== Task objective ==
An identical copy of all the records is what the answer must contain.

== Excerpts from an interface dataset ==

|---|

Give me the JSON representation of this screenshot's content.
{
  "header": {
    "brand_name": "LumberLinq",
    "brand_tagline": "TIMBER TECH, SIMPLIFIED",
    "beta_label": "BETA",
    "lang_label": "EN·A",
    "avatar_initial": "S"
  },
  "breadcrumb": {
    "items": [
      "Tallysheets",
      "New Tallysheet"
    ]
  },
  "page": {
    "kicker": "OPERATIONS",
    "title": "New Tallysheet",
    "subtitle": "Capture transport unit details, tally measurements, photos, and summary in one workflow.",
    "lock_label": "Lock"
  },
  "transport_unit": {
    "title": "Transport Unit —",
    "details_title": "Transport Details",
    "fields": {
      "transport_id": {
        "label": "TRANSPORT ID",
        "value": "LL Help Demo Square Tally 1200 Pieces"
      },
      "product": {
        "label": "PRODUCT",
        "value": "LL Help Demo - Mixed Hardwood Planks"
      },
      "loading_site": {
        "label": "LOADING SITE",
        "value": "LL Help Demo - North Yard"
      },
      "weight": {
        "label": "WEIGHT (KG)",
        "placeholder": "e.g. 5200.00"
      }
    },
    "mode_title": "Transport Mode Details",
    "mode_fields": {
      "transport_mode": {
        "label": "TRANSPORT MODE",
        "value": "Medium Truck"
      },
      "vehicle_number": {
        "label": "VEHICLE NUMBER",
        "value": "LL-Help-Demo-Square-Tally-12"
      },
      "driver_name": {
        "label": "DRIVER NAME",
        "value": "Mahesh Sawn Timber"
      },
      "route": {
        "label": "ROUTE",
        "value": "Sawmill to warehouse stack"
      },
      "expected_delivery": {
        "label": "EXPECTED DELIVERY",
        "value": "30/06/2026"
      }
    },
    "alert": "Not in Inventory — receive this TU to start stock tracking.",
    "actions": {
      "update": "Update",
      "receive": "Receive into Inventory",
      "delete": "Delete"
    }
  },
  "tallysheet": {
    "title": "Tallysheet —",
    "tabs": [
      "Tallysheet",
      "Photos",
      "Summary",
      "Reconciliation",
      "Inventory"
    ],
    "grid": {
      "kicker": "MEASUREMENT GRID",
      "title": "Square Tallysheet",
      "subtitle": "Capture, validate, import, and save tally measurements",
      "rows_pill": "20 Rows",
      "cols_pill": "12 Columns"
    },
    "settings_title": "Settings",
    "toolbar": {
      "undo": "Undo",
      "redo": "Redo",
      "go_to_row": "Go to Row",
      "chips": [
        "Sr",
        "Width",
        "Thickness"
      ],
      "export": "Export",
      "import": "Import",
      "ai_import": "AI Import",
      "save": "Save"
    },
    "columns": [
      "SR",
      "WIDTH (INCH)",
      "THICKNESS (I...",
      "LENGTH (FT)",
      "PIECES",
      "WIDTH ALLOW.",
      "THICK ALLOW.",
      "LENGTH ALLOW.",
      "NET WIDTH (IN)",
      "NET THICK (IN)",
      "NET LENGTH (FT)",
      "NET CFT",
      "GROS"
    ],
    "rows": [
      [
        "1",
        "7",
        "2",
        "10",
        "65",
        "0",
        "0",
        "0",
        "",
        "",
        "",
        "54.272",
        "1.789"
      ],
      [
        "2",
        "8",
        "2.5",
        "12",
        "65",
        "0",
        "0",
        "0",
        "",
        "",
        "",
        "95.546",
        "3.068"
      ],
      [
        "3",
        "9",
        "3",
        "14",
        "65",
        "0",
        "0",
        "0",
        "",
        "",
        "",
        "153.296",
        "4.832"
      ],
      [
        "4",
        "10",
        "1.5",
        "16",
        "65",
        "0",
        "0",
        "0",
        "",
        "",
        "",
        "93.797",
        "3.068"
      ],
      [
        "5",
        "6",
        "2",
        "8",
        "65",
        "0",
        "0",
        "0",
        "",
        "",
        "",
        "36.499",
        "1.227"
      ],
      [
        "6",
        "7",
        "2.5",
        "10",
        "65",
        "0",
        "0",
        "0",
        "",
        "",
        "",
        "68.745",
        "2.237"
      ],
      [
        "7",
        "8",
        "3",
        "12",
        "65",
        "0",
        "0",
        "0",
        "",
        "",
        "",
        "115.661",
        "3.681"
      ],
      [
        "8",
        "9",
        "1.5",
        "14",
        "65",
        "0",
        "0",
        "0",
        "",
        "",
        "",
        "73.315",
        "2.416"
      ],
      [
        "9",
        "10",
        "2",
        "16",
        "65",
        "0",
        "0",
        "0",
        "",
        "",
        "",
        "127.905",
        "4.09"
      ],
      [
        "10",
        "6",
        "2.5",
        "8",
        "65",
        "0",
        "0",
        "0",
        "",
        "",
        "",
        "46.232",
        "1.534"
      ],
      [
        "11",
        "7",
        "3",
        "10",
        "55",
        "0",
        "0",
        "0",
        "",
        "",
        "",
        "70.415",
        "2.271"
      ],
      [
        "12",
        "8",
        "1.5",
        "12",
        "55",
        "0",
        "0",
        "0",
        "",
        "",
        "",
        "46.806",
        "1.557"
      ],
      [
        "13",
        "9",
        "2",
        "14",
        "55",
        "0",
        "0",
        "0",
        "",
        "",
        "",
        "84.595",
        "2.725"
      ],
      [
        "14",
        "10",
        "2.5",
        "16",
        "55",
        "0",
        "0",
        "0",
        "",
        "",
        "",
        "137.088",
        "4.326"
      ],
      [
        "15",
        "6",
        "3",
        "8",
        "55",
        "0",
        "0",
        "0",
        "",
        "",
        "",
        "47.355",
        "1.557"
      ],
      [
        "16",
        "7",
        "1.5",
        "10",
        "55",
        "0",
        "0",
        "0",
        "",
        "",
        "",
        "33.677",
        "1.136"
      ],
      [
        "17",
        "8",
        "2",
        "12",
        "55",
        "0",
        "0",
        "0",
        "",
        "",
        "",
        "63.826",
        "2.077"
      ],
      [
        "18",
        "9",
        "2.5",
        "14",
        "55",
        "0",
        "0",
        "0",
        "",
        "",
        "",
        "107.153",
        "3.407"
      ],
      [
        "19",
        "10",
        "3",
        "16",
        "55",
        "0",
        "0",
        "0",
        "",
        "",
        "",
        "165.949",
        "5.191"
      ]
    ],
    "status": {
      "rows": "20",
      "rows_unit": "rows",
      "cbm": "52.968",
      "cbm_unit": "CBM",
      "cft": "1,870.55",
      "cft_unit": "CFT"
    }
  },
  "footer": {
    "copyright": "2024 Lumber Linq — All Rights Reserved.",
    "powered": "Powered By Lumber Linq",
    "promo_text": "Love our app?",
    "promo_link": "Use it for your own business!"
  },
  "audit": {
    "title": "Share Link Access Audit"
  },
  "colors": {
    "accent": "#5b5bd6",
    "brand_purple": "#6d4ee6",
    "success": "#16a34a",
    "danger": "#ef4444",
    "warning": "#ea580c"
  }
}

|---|

== Response below ==
Give me the JSON representation of this screenshot's content.
{
  "header": {
    "brand_name": "LumberLinq",
    "brand_tagline": "TIMBER TECH, SIMPLIFIED",
    "beta_label": "BETA",
    "lang_label": "EN·A",
    "avatar_initial": "S"
  },
  "breadcrumb": {
    "items": [
      "Tallysheets",
      "New Tallysheet"
    ]
  },
  "page": {
    "kicker": "OPERATIONS",
    "title": "New Tallysheet",
    "subtitle": "Capture transport unit details, tally measurements, photos, and summary in one workflow.",
    "lock_label": "Lock"
  },
  "transport_unit": {
    "title": "Transport Unit —",
    "details_title": "Transport Details",
    "fields": {
      "transport_id": {
        "label": "TRANSPORT ID",
        "value": "LL Help Demo Square Tally 1200 Pieces"
      },
      "product": {
        "label": "PRODUCT",
        "value": "LL Help Demo - Mixed Hardwood Planks"
      },
      "loading_site": {
        "label": "LOADING SITE",
        "value": "LL Help Demo - North Yard"
      },
      "weight": {
        "label": "WEIGHT (KG)",
        "placeholder": "e.g. 5200.00"
      }
    },
    "mode_title": "Transport Mode Details",
    "mode_fields": {
      "transport_mode": {
        "label": "TRANSPORT MODE",
        "value": "Medium Truck"
      },
      "vehicle_number": {
        "label": "VEHICLE NUMBER",
        "value": "LL-Help-Demo-Square-Tally-12"
      },
      "driver_name": {
        "label": "DRIVER NAME",
        "value": "Mahesh Sawn Timber"
      },
      "route": {
        "label": "ROUTE",
        "value": "Sawmill to warehouse stack"
      },
      "expected_delivery": {
        "label": "EXPECTED DELIVERY",
        "value": "30/06/2026"
      }
    },
    "alert": "Not in Inventory — receive this TU to start stock tracking.",
    "actions": {
      "update": "Update",
      "receive": "Receive into Inventory",
      "delete": "Delete"
    }
  },
  "tallysheet": {
    "title": "Tallysheet —",
    "tabs": [
      "Tallysheet",
      "Photos",
      "Summary",
      "Reconciliation",
      "Inventory"
    ],
    "grid": {
      "kicker": "MEASUREMENT GRID",
      "title": "Square Tallysheet",
      "subtitle": "Capture, validate, import, and save tally measurements",
      "rows_pill": "20 Rows",
      "cols_pill": "12 Columns"
    },
    "settings_title": "Settings",
    "toolbar": {
      "undo": "Undo",
      "redo": "Redo",
      "go_to_row": "Go to Row",
      "chips": [
        "Sr",
        "Width",
        "Thickness"
      ],
      "export": "Export",
      "import": "Import",
      "ai_import": "AI Import",
      "save": "Save"
    },
    "columns": [
      "SR",
      "WIDTH (INCH)",
      "THICKNESS (I...",
      "LENGTH (FT)",
      "PIECES",
      "WIDTH ALLOW.",
      "THICK ALLOW.",
      "LENGTH ALLOW.",
      "NET WIDTH (IN)",
      "NET THICK (IN)",
      "NET LENGTH (FT)",
      "NET CFT",
      "GROS"
    ],
    "rows": [
      [
        "1",
        "7",
        "2",
        "10",
        "65",
        "0",
        "0",
        "0",
        "",
        "",
        "",
        "54.272",
        "1.789"
      ],
      [
        "2",
        "8",
        "2.5",
        "12",
        "65",
        "0",
        "0",
        "0",
        "",
        "",
        "",
        "95.546",
        "3.068"
      ],
      [
        "3",
        "9",
        "3",
        "14",
        "65",
        "0",
        "0",
        "0",
        "",
        "",
        "",
        "153.296",
        "4.832"
      ],
      [
        "4",
        "10",
        "1.5",
        "16",
        "65",
        "0",
        "0",
        "0",
        "",
        "",
        "",
        "93.797",
        "3.068"
      ],
      [
        "5",
        "6",
        "2",
        "8",
        "65",
        "0",
        "0",
        "0",
        "",
        "",
        "",
        "36.499",
        "1.227"
      ],
      [
        "6",
        "7",
        "2.5",
        "10",
        "65",
        "0",
        "0",
        "0",
        "",
        "",
        "",
        "68.745",
        "2.237"
      ],
      [
        "7",
        "8",
        "3",
        "12",
        "65",
        "0",
        "0",
        "0",
        "",
        "",
        "",
        "115.661",
        "3.681"
      ],
      [
        "8",
        "9",
        "1.5",
        "14",
        "65",
        "0",
        "0",
        "0",
        "",
        "",
        "",
        "73.315",
        "2.416"
      ],
      [
        "9",
        "10",
        "2",
        "16",
        "65",
        "0",
        "0",
        "0",
        "",
        "",
        "",
        "127.905",
        "4.09"
      ],
      [
        "10",
        "6",
        "2.5",
        "8",
        "65",
        "0",
        "0",
        "0",
        "",
        "",
        "",
        "46.232",
        "1.534"
      ],
      [
        "11",
        "7",
        "3",
        "10",
        "55",
        "0",
        "0",
        "0",
        "",
        "",
        "",
        "70.415",
        "2.271"
      ],
      [
        "12",
        "8",
        "1.5",
        "12",
        "55",
        "0",
        "0",
        "0",
        "",
        "",
        "",
        "46.806",
        "1.557"
      ],
      [
        "13",
        "9",
        "2",
        "14",
        "55",
        "0",
        "0",
        "0",
        "",
        "",
        "",
        "84.595",
        "2.725"
      ],
      [
        "14",
        "10",
        "2.5",
        "16",
        "55",
        "0",
        "0",
        "0",
        "",
        "",
        "",
        "137.088",
        "4.326"
      ],
      [
        "15",
        "6",
        "3",
        "8",
        "55",
        "0",
        "0",
        "0",
        "",
        "",
        "",
        "47.355",
        "1.557"
      ],
      [
        "16",
        "7",
        "1.5",
        "10",
        "55",
        "0",
        "0",
        "0",
        "",
        "",
        "",
        "33.677",
        "1.136"
      ],
      [
        "17",
        "8",
        "2",
        "12",
        "55",
        "0",
        "0",
        "0",
        "",
        "",
        "",
        "63.826",
        "2.077"
      ],
      [
        "18",
        "9",
        "2.5",
        "14",
        "55",
        "0",
        "0",
        "0",
        "",
        "",
        "",
        "107.153",
        "3.407"
      ],
      [
        "19",
        "10",
        "3",
        "16",
        "55",
        "0",
        "0",
        "0",
        "",
        "",
        "",
        "165.949",
        "5.191"
      ]
    ],
    "status": {
      "rows": "20",
      "rows_unit": "rows",
      "cbm": "52.968",
      "cbm_unit": "CBM",
      "cft": "1,870.55",
      "cft_unit": "CFT"
    }
  },
  "footer": {
    "copyright": "2024 Lumber Linq — All Rights Reserved.",
    "powered": "Powered By Lumber Linq",
    "promo_text": "Love our app?",
    "promo_link": "Use it for your own business!"
  },
  "audit": {
    "title": "Share Link Access Audit"
  },
  "colors": {
    "accent": "#5b5bd6",
    "brand_purple": "#6d4ee6",
    "success": "#16a34a",
    "danger": "#ef4444",
    "warning": "#ea580c"
  }
}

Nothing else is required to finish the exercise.